Miloš Forman's One Flew Over the Cuckoo's Nest made a "clean sweep" of the major categories: Best Picture, Best Actor, Best Actress, Best Director and Best Screenplay (Adapted). It was the second of three films to date to accomplish the sweep, following It Happened One Night in 1934 and preceding The Silence of the Lambs in 1991.

French actress Isabelle Adjani received her first nomination for Best Actress this year, making Adjani, 20 at the time, the youngest actress to be nominated in the leading actress category, breaking the record set by 22-year old Elizabeth Hartman in 1967. This record would later be surpassed by 13-year-old Keisha Castle-Hughes in 2004, and again in 2013 by 9-year old Quvenzhane Wallis. Adjani also presented the Best Film Editing award that night along with Gould who delivered the Indiana joke during the presentation.

At age 80, George Burns became the oldest acting and Best Supporting Actor awardee, a record which stood until Jessica Tandy won Best Actress in 1989. For males, Burns was succeeded by Christopher Plummer, who won Best Supporting Actor in 2012 for Beginners at the age of 82.

Jaws was followed 25 years later by Traffic for a film that won all its nominations except Best Picture. Jaws is one of the few films to be nominated for Best Picture but not for directing, acting, or writing.

Winners & Nominees

File:George Burns Allan Warren.tif
George Burns, Best Supporting Actor winner
File:Lee Grant Fay 1975.jpg
Lee Grant, Best Supporting Actress winner

Winners are highlighted in bold.[1]

Best Picture Best Director
Best Actor Best Actress
Best Supporting Actor Best Supporting Actress
Best Original Screenplay Best Adapted Screenplay
Best Foreign Language Film Best Costume Design
Best Documentary Feature Best Documentary Short
Best Live Action Short Best Animated Short
  • Angel and Big Joe - Bert Salzman
    • Conquest of Light - Louis Marcus
    • Dawn Flight - Lawrence M. Lansburgh and Brian Lansburgh
    • A Day in the Life of Bonnie Consolo - Barry Spinello
    • Doubletalk - Alan Beattie
Best Original Score Best Original Song Score or Adaptation Score
Best Original Song Best Sound Mixing
Best Art Direction Best Cinematography
Best Film Editing Best Sound Editing

Multiple nominations and awards

Academy Honorary Award

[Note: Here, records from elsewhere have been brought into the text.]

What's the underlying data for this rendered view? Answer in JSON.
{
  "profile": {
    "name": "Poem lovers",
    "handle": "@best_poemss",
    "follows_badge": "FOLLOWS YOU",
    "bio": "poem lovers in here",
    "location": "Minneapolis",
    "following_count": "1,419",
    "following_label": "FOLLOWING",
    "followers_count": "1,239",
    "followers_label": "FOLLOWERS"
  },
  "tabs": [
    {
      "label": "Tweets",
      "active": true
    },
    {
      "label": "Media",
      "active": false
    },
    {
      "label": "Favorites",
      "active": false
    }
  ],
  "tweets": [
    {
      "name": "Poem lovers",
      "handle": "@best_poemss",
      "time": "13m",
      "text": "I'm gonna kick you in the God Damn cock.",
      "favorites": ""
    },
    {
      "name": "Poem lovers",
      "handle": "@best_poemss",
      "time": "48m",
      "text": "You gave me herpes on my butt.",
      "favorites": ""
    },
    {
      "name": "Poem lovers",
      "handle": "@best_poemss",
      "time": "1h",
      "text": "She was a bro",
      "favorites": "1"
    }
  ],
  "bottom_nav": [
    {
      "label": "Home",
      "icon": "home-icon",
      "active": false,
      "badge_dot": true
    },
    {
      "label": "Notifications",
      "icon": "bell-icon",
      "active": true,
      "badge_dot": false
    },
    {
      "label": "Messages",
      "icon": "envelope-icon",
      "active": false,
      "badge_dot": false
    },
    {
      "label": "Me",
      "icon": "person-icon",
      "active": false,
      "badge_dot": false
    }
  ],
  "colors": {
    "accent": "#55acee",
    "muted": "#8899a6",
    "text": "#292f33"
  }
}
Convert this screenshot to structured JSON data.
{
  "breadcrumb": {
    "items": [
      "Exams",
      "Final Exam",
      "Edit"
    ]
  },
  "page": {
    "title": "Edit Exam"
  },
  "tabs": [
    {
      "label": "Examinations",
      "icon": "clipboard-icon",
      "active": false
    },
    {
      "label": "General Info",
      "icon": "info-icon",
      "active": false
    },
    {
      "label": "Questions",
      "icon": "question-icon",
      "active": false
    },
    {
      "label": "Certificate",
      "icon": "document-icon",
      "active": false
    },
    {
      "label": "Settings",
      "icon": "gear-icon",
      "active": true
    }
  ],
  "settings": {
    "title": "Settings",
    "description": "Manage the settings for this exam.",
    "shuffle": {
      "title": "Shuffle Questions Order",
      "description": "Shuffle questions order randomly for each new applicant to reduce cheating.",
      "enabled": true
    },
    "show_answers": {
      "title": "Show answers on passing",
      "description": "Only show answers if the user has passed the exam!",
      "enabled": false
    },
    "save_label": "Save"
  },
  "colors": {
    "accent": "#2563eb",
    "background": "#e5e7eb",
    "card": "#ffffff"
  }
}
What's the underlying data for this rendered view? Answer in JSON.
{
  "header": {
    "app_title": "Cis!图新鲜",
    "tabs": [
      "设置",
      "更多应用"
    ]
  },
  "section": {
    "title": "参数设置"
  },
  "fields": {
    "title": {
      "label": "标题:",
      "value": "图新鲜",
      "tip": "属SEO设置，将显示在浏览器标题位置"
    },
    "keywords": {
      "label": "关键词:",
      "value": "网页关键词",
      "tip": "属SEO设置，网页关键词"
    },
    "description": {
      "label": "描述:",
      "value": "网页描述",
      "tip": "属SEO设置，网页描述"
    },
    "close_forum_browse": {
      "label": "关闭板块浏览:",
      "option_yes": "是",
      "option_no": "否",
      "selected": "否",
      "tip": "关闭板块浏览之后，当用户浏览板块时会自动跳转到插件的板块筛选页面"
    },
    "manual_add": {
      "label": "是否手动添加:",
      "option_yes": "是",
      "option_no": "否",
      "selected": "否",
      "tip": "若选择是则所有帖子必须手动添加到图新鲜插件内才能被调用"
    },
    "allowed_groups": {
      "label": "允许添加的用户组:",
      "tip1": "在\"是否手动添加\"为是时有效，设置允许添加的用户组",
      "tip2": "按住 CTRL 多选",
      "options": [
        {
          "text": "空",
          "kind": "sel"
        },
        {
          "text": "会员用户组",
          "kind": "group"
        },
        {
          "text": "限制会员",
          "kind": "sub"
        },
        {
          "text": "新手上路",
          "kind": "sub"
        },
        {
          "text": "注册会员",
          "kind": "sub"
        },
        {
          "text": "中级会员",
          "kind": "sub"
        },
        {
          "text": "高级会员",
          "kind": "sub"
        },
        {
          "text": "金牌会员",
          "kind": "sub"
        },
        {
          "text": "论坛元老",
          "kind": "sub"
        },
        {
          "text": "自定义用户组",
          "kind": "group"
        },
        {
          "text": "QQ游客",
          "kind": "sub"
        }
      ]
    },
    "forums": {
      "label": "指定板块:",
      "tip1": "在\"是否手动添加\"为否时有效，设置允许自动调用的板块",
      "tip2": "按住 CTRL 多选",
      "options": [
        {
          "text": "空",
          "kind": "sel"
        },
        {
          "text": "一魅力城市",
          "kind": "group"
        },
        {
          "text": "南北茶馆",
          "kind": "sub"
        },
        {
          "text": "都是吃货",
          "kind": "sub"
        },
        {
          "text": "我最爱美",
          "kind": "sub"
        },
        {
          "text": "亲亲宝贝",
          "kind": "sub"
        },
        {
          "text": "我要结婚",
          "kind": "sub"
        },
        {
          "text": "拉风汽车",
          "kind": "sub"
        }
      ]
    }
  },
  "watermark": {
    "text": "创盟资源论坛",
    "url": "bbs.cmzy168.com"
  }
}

Irving G. Thalberg Memorial Award

Jean Hersholt Humanitarian Award



See also


  1. "The 48th Academy Awards (1976) Nominees and Winners". Retrieved 2011-10-02. 

External links